|Directed by||Gregory Poirier|
|Produced by||Paul Kurta
|Written by||Gregory Poirier|
|Music by||David Kitay|
|Editing by||Harry Keramidas|
Eagle Cove Entertainment
|Distributed by||Columbia Pictures|
|Running time||95 minutes|
|Box office||$13,558,739 (USA)|

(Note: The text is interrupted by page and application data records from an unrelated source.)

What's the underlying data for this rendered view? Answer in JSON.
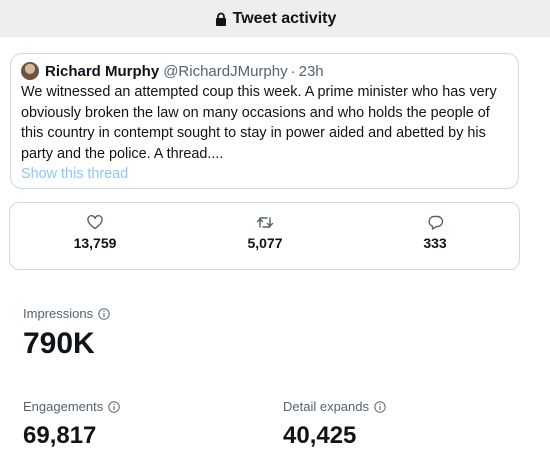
{
  "header": {
    "title": "Tweet activity",
    "icon": "lock-icon"
  },
  "tweet": {
    "author_name": "Richard Murphy",
    "handle": "@RichardJMurphy",
    "separator": "·",
    "time": "23h",
    "text": "We witnessed an attempted coup this week. A prime minister who has very obviously broken the law on many occasions and who holds the people of this country in contempt sought to stay in power aided and abetted by his party and the police. A thread....",
    "show_thread": "Show this thread"
  },
  "actions": {
    "likes": {
      "icon": "heart-icon",
      "count": "13,759"
    },
    "retweets": {
      "icon": "retweet-icon",
      "count": "5,077"
    },
    "replies": {
      "icon": "reply-icon",
      "count": "333"
    }
  },
  "stats": {
    "impressions": {
      "label": "Impressions",
      "value": "790K"
    },
    "engagements": {
      "label": "Engagements",
      "value": "69,817"
    },
    "detail_expands": {
      "label": "Detail expands",
      "value": "40,425"
    }
  },
  "colors": {
    "link": "#8ec7f3",
    "text": "#0f1419",
    "secondary": "#536471",
    "border": "#cfd9de"
  }
}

The story concerns a group of guys who have made a deal to each invest in a fund, which would be paid to the last remaining bachelor of the group. Michael Delaney, a cartoonist, attempts to get the other remaining bachelor, Kyle Brenner, married to a statuesque policewoman who Kyle said was the one that got away, so Michael can claim the fund to pay off a gambling debt. Unfortunately, the statuesque policewoman Kyle is trying to marry is the woman Michael has fallen in love with, Officer Natalie Parker. Michael then gets himself into all sorts of misadventures, from getting captured by a young woman and her grandmother with a bizarre BDSM fetish (the young woman seems like a quiet librarian at first glance) to trying to retrieve Kyle's surgically removed testicle, all the while attempting to pay off his gambling debt to the honked-off mobster menacing through selling his possessions, relieving himself of his "Tomcat" status, overcoming his fear of commitment, and finding true love.
- Jerry O'Connell - Michael Delaney
- Shannon Elizabeth - Officer Natalie Parker
- Jake Busey - Kyle Brenner
- Horatio Sanz - Steve
- Jaime Pressly - Tricia
- Bernie Casey - Officer Hurley
- David Ogden Stiers - Dr. Crawford
- Candice Michelle - stripper
- Heather Stephens - Jill the librarian
- Julia Schultz - Shelby
- Joseph D. Reitman, Shannon Elizabeth's husband at the time, has a cameo as a man trying to pick up Elizabeth's character at the end of the film.
- Bill Maher has an uncredited role as Carlos, the casino owner whom Michael owes money to.
Tomcats was panned by critics. As of October 2011, the movie has a 15% fresh rating on Rotten Tomatoes with the summary statement being "Why even bother? You already know if you're going to see it or not.". Peter Travers of Rolling Stone said "Tomcats is laced with such rampant misogyny that the laughs stick in your throat." The New York Times said "The film is enthusiastically vulgar but not particularly funny, perhaps because it too often loses the distinction between gross-out humor and the merely gross."